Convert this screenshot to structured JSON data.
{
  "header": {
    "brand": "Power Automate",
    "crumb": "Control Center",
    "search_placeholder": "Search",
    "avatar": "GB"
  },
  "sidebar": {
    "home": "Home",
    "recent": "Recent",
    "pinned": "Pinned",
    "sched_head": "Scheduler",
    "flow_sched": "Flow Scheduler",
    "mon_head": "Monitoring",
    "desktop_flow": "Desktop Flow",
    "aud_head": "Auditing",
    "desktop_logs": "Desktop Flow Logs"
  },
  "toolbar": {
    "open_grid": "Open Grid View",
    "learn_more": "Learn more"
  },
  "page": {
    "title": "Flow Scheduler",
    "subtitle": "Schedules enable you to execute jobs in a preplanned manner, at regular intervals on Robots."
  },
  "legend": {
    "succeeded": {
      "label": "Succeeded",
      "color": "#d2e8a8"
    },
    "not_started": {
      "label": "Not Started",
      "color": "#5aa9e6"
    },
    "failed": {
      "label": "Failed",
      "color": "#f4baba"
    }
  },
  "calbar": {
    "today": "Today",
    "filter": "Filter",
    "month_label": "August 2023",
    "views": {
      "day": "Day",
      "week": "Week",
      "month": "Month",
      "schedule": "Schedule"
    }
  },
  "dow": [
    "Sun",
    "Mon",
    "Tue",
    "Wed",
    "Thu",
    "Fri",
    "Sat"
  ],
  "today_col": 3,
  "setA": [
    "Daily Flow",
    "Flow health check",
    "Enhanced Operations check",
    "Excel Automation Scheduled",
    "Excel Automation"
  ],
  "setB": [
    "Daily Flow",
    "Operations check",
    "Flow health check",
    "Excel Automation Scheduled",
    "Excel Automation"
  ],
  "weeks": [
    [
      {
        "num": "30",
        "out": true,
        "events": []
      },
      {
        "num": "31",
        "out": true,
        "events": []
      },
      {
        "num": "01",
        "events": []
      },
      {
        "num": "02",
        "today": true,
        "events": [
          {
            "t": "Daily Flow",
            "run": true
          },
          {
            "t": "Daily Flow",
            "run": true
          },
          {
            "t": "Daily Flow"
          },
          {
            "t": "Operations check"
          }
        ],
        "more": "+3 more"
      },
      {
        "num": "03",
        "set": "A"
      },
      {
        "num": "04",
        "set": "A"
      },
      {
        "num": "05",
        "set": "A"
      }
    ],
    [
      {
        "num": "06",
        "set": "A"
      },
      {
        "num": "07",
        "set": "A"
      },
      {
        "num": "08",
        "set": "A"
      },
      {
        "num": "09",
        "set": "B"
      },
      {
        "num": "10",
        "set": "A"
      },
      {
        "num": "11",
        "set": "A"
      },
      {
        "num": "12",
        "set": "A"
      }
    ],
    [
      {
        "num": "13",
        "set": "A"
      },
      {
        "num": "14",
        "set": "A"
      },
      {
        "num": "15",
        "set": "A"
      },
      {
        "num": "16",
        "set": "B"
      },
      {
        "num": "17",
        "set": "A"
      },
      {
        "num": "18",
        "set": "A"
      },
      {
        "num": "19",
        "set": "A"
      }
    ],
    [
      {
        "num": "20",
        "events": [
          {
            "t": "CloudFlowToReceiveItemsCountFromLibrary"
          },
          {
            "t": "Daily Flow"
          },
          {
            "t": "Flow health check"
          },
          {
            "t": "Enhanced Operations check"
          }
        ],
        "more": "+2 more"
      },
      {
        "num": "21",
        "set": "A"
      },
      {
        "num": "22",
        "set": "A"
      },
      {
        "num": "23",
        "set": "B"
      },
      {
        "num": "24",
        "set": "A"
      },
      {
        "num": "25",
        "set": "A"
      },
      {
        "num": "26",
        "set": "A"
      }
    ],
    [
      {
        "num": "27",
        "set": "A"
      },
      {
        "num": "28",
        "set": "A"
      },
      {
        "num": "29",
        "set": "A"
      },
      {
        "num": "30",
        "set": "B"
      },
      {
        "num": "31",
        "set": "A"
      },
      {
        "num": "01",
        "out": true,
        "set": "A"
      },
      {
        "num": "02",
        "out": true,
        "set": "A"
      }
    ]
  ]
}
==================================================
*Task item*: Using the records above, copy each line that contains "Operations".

*Written response*:
    "Enhanced Operations check",
    "Operations check",
            "t": "Operations check"
            "t": "Enhanced Operations check"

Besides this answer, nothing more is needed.